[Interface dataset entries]
+ + +

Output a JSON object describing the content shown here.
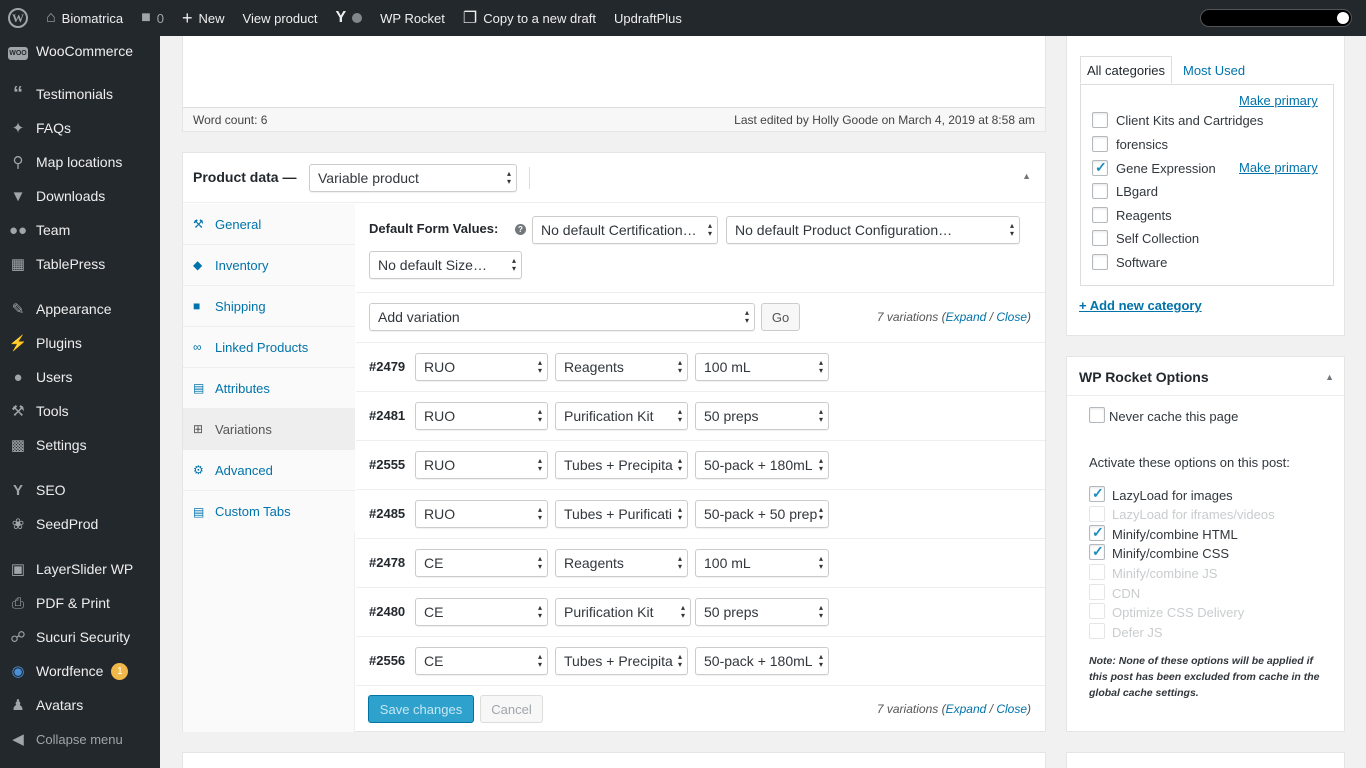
{
  "admin_bar": {
    "site_name": "Biomatrica",
    "comments_count": "0",
    "new_label": "New",
    "view_product_label": "View product",
    "wp_rocket_label": "WP Rocket",
    "copy_draft_label": "Copy to a new draft",
    "updraft_label": "UpdraftPlus"
  },
  "sidebar": {
    "items": [
      {
        "label": "WooCommerce",
        "icon": "woocommerce-icon"
      },
      {
        "label": "Testimonials",
        "icon": "quote-icon"
      },
      {
        "label": "FAQs",
        "icon": "pin-icon"
      },
      {
        "label": "Map locations",
        "icon": "map-pin-icon"
      },
      {
        "label": "Downloads",
        "icon": "download-icon"
      },
      {
        "label": "Team",
        "icon": "team-icon"
      },
      {
        "label": "TablePress",
        "icon": "table-icon"
      },
      {
        "label": "Appearance",
        "icon": "brush-icon"
      },
      {
        "label": "Plugins",
        "icon": "plugin-icon"
      },
      {
        "label": "Users",
        "icon": "user-icon"
      },
      {
        "label": "Tools",
        "icon": "wrench-icon"
      },
      {
        "label": "Settings",
        "icon": "settings-icon"
      },
      {
        "label": "SEO",
        "icon": "yoast-icon"
      },
      {
        "label": "SeedProd",
        "icon": "seed-icon"
      },
      {
        "label": "LayerSlider WP",
        "icon": "layers-icon"
      },
      {
        "label": "PDF & Print",
        "icon": "printer-icon"
      },
      {
        "label": "Sucuri Security",
        "icon": "shield-icon"
      },
      {
        "label": "Wordfence",
        "icon": "wordfence-icon"
      },
      {
        "label": "Avatars",
        "icon": "avatar-icon"
      }
    ],
    "wordfence_badge": "1",
    "collapse_label": "Collapse menu"
  },
  "editor": {
    "word_count": "Word count: 6",
    "last_edited": "Last edited by Holly Goode on March 4, 2019 at 8:58 am"
  },
  "product_data": {
    "title": "Product data —",
    "type_selected": "Variable product",
    "tabs": [
      "General",
      "Inventory",
      "Shipping",
      "Linked Products",
      "Attributes",
      "Variations",
      "Advanced",
      "Custom Tabs"
    ],
    "active_tab": "Variations",
    "default_form_label": "Default Form Values:",
    "default_certification": "No default Certification…",
    "default_configuration": "No default Product Configuration…",
    "default_size": "No default Size…",
    "add_variation": "Add variation",
    "go_label": "Go",
    "variation_count_text": "7 variations",
    "expand_label": "Expand",
    "slash": " / ",
    "close_label": "Close",
    "variations": [
      {
        "id": "#2479",
        "cert": "RUO",
        "config": "Reagents",
        "size": "100 mL"
      },
      {
        "id": "#2481",
        "cert": "RUO",
        "config": "Purification Kit",
        "size": "50 preps"
      },
      {
        "id": "#2555",
        "cert": "RUO",
        "config": "Tubes + Precipita",
        "size": "50-pack + 180mL"
      },
      {
        "id": "#2485",
        "cert": "RUO",
        "config": "Tubes + Purificati",
        "size": "50-pack + 50 prep"
      },
      {
        "id": "#2478",
        "cert": "CE",
        "config": "Reagents",
        "size": "100 mL"
      },
      {
        "id": "#2480",
        "cert": "CE",
        "config": "Purification Kit",
        "size": "50 preps"
      },
      {
        "id": "#2556",
        "cert": "CE",
        "config": "Tubes + Precipita",
        "size": "50-pack + 180mL"
      }
    ],
    "save_label": "Save changes",
    "cancel_label": "Cancel"
  },
  "categories": {
    "tab_all": "All categories",
    "tab_most_used": "Most Used",
    "make_primary": "Make primary",
    "items": [
      {
        "label": "Client Kits and Cartridges",
        "checked": false
      },
      {
        "label": "forensics",
        "checked": false
      },
      {
        "label": "Gene Expression",
        "checked": true
      },
      {
        "label": "LBgard",
        "checked": false
      },
      {
        "label": "Reagents",
        "checked": false
      },
      {
        "label": "Self Collection",
        "checked": false
      },
      {
        "label": "Software",
        "checked": false
      }
    ],
    "add_new": "+ Add new category"
  },
  "wp_rocket": {
    "title": "WP Rocket Options",
    "never_cache": "Never cache this page",
    "activate_label": "Activate these options on this post:",
    "options": [
      {
        "label": "LazyLoad for images",
        "checked": true,
        "disabled": false
      },
      {
        "label": "LazyLoad for iframes/videos",
        "checked": false,
        "disabled": true
      },
      {
        "label": "Minify/combine HTML",
        "checked": true,
        "disabled": false
      },
      {
        "label": "Minify/combine CSS",
        "checked": true,
        "disabled": false
      },
      {
        "label": "Minify/combine JS",
        "checked": false,
        "disabled": true
      },
      {
        "label": "CDN",
        "checked": false,
        "disabled": true
      },
      {
        "label": "Optimize CSS Delivery",
        "checked": false,
        "disabled": true
      },
      {
        "label": "Defer JS",
        "checked": false,
        "disabled": true
      }
    ],
    "note": "Note: None of these options will be applied if this post has been excluded from cache in the global cache settings."
  },
  "colors": {
    "admin_bg": "#23282d",
    "link": "#0073aa",
    "primary_button": "#2ea2cc",
    "checkmark": "#1e8cbe"
  }
}
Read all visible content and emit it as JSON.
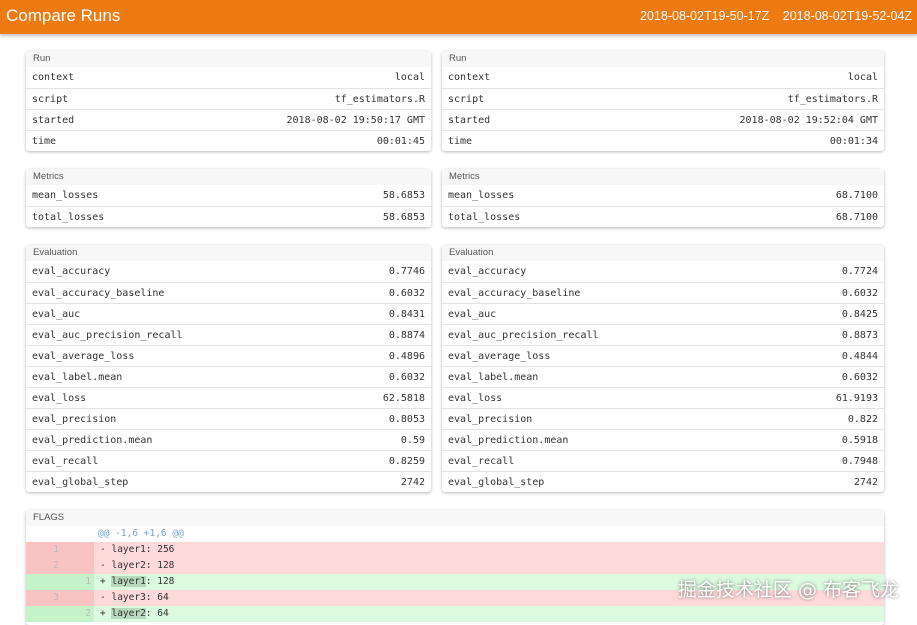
{
  "header": {
    "title": "Compare Runs",
    "run_a": "2018-08-02T19-50-17Z",
    "run_b": "2018-08-02T19-52-04Z"
  },
  "colors": {
    "accent": "#ee7a12",
    "diff_del": "#fdd9d9",
    "diff_add": "#dcfadf"
  },
  "left": {
    "run": {
      "title": "Run",
      "rows": [
        {
          "k": "context",
          "v": "local"
        },
        {
          "k": "script",
          "v": "tf_estimators.R"
        },
        {
          "k": "started",
          "v": "2018-08-02 19:50:17 GMT"
        },
        {
          "k": "time",
          "v": "00:01:45"
        }
      ]
    },
    "metrics": {
      "title": "Metrics",
      "rows": [
        {
          "k": "mean_losses",
          "v": "58.6853"
        },
        {
          "k": "total_losses",
          "v": "58.6853"
        }
      ]
    },
    "evaluation": {
      "title": "Evaluation",
      "rows": [
        {
          "k": "eval_accuracy",
          "v": "0.7746"
        },
        {
          "k": "eval_accuracy_baseline",
          "v": "0.6032"
        },
        {
          "k": "eval_auc",
          "v": "0.8431"
        },
        {
          "k": "eval_auc_precision_recall",
          "v": "0.8874"
        },
        {
          "k": "eval_average_loss",
          "v": "0.4896"
        },
        {
          "k": "eval_label.mean",
          "v": "0.6032"
        },
        {
          "k": "eval_loss",
          "v": "62.5818"
        },
        {
          "k": "eval_precision",
          "v": "0.8053"
        },
        {
          "k": "eval_prediction.mean",
          "v": "0.59"
        },
        {
          "k": "eval_recall",
          "v": "0.8259"
        },
        {
          "k": "eval_global_step",
          "v": "2742"
        }
      ]
    }
  },
  "right": {
    "run": {
      "title": "Run",
      "rows": [
        {
          "k": "context",
          "v": "local"
        },
        {
          "k": "script",
          "v": "tf_estimators.R"
        },
        {
          "k": "started",
          "v": "2018-08-02 19:52:04 GMT"
        },
        {
          "k": "time",
          "v": "00:01:34"
        }
      ]
    },
    "metrics": {
      "title": "Metrics",
      "rows": [
        {
          "k": "mean_losses",
          "v": "68.7100"
        },
        {
          "k": "total_losses",
          "v": "68.7100"
        }
      ]
    },
    "evaluation": {
      "title": "Evaluation",
      "rows": [
        {
          "k": "eval_accuracy",
          "v": "0.7724"
        },
        {
          "k": "eval_accuracy_baseline",
          "v": "0.6032"
        },
        {
          "k": "eval_auc",
          "v": "0.8425"
        },
        {
          "k": "eval_auc_precision_recall",
          "v": "0.8873"
        },
        {
          "k": "eval_average_loss",
          "v": "0.4844"
        },
        {
          "k": "eval_label.mean",
          "v": "0.6032"
        },
        {
          "k": "eval_loss",
          "v": "61.9193"
        },
        {
          "k": "eval_precision",
          "v": "0.822"
        },
        {
          "k": "eval_prediction.mean",
          "v": "0.5918"
        },
        {
          "k": "eval_recall",
          "v": "0.7948"
        },
        {
          "k": "eval_global_step",
          "v": "2742"
        }
      ]
    }
  },
  "flags": {
    "title": "FLAGS",
    "hunk": "@@ -1,6 +1,6 @@",
    "lines": [
      {
        "type": "del",
        "old": "1",
        "new": "",
        "sign": "-",
        "text": "layer1: 256",
        "hl": ""
      },
      {
        "type": "del",
        "old": "2",
        "new": "",
        "sign": "-",
        "text": "layer2: 128",
        "hl": ""
      },
      {
        "type": "add",
        "old": "",
        "new": "1",
        "sign": "+",
        "text": ": 128",
        "hl": "layer1"
      },
      {
        "type": "del",
        "old": "3",
        "new": "",
        "sign": "-",
        "text": "layer3: 64",
        "hl": ""
      },
      {
        "type": "add",
        "old": "",
        "new": "2",
        "sign": "+",
        "text": ": 64",
        "hl": "layer2"
      }
    ]
  },
  "watermark": "掘金技术社区 @ 布客飞龙"
}
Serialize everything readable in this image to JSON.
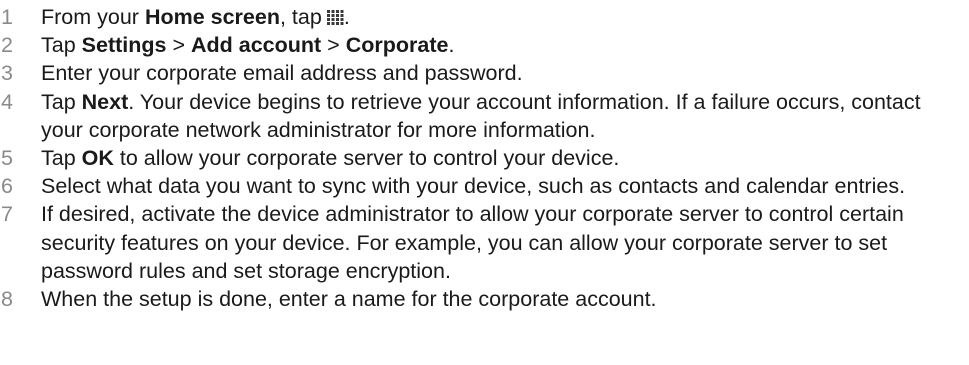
{
  "steps": [
    {
      "number": "1",
      "text_a": "From your ",
      "bold_a": "Home screen",
      "text_b": ", tap",
      "icon": "apps-grid-icon",
      "text_c": "."
    },
    {
      "number": "2",
      "text_a": "Tap ",
      "bold_a": "Settings",
      "sep_1": " > ",
      "bold_b": "Add account",
      "sep_2": " > ",
      "bold_c": "Corporate",
      "text_b": "."
    },
    {
      "number": "3",
      "text": "Enter your corporate email address and password."
    },
    {
      "number": "4",
      "text_a": "Tap ",
      "bold_a": "Next",
      "text_b": ". Your device begins to retrieve your account information. If a failure occurs, contact your corporate network administrator for more information."
    },
    {
      "number": "5",
      "text_a": "Tap ",
      "bold_a": "OK",
      "text_b": " to allow your corporate server to control your device."
    },
    {
      "number": "6",
      "text": "Select what data you want to sync with your device, such as contacts and calendar entries."
    },
    {
      "number": "7",
      "text": "If desired, activate the device administrator to allow your corporate server to control certain security features on your device. For example, you can allow your corporate server to set password rules and set storage encryption."
    },
    {
      "number": "8",
      "text": "When the setup is done, enter a name for the corporate account."
    }
  ],
  "colors": {
    "step_number": "#8a8a8a",
    "body_text": "#1a1a1a"
  }
}
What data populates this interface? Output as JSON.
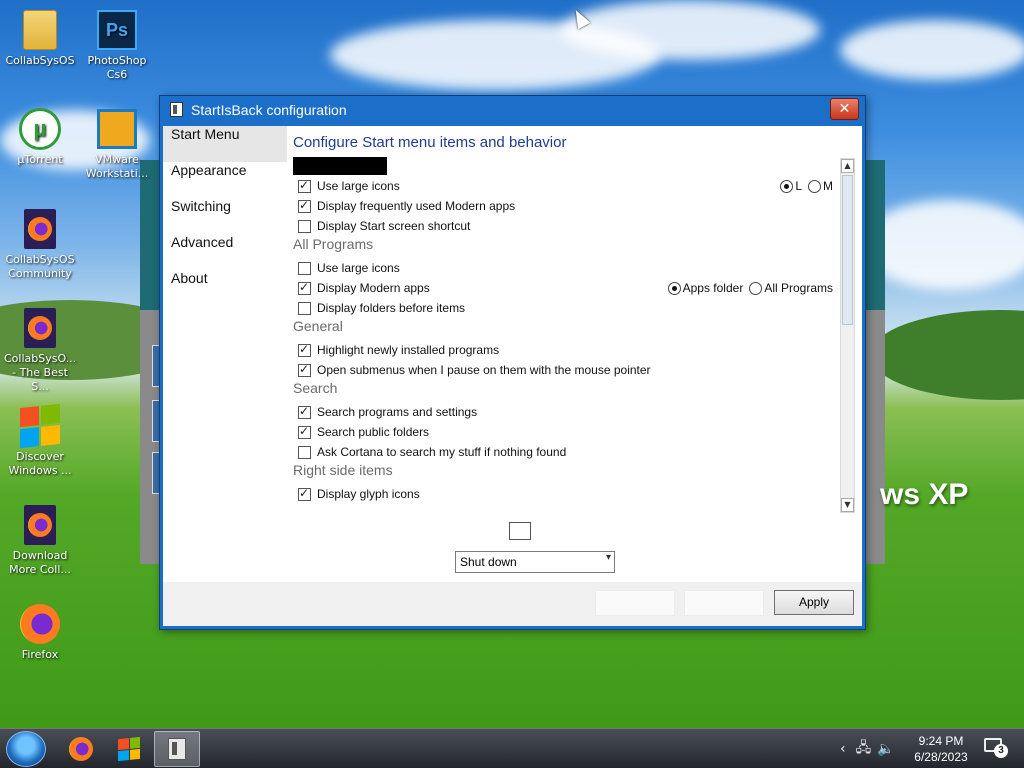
{
  "desktop": {
    "icons": [
      {
        "label": "CollabSysOS",
        "icon": "folder-icon"
      },
      {
        "label": "PhotoShop Cs6",
        "icon": "photoshop-icon"
      },
      {
        "label": "µTorrent",
        "icon": "utorrent-icon"
      },
      {
        "label": "VMware Workstati...",
        "icon": "vmware-icon"
      },
      {
        "label": "CollabSysOS Community",
        "icon": "firefox-document-icon"
      },
      {
        "label": "CollabSysO... - The Best S...",
        "icon": "firefox-document-icon"
      },
      {
        "label": "Discover Windows ...",
        "icon": "windows-logo-icon"
      },
      {
        "label": "Download More Coll...",
        "icon": "firefox-document-icon"
      },
      {
        "label": "Firefox",
        "icon": "firefox-icon"
      }
    ],
    "wallpaper_text": "ws XP"
  },
  "dialog": {
    "title": "StartIsBack configuration",
    "close_glyph": "✕",
    "nav": [
      "Start Menu",
      "Appearance",
      "Switching",
      "Advanced",
      "About"
    ],
    "active_nav": "Start Menu",
    "heading": "Configure Start menu items and behavior",
    "rows": [
      {
        "kind": "checkbox",
        "label": "Use large icons",
        "checked": true,
        "radios": [
          {
            "label": "L",
            "selected": true
          },
          {
            "label": "M",
            "selected": false
          }
        ]
      },
      {
        "kind": "checkbox",
        "label": "Display frequently used Modern apps",
        "checked": true
      },
      {
        "kind": "checkbox",
        "label": "Display Start screen shortcut",
        "checked": false
      },
      {
        "kind": "group",
        "label": "All Programs"
      },
      {
        "kind": "checkbox",
        "label": "Use large icons",
        "checked": false
      },
      {
        "kind": "checkbox",
        "label": "Display Modern apps",
        "checked": true,
        "radios": [
          {
            "label": "Apps folder",
            "selected": true
          },
          {
            "label": "All Programs",
            "selected": false
          }
        ]
      },
      {
        "kind": "checkbox",
        "label": "Display folders before items",
        "checked": false
      },
      {
        "kind": "group",
        "label": "General"
      },
      {
        "kind": "checkbox",
        "label": "Highlight newly installed programs",
        "checked": true
      },
      {
        "kind": "checkbox",
        "label": "Open submenus when I pause on them with the mouse pointer",
        "checked": true
      },
      {
        "kind": "group",
        "label": "Search"
      },
      {
        "kind": "checkbox",
        "label": "Search programs and settings",
        "checked": true
      },
      {
        "kind": "checkbox",
        "label": "Search public folders",
        "checked": true
      },
      {
        "kind": "checkbox",
        "label": "Ask Cortana to search my stuff if nothing found",
        "checked": false
      },
      {
        "kind": "group",
        "label": "Right side items"
      },
      {
        "kind": "checkbox",
        "label": "Display glyph icons",
        "checked": true
      }
    ],
    "power_button_selected": "Shut down",
    "apply_label": "Apply"
  },
  "taskbar": {
    "clock_time": "9:24 PM",
    "clock_date": "6/28/2023",
    "notification_count": "3"
  }
}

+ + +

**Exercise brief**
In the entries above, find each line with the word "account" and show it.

**Your solution**
      "bold_b": "Add account",
      "text_b": ". Your device begins to retrieve your account information. If a failure occurs, contact your corporate network administrator for more information."
      "text": "When the setup is done, enter a name for the corporate account."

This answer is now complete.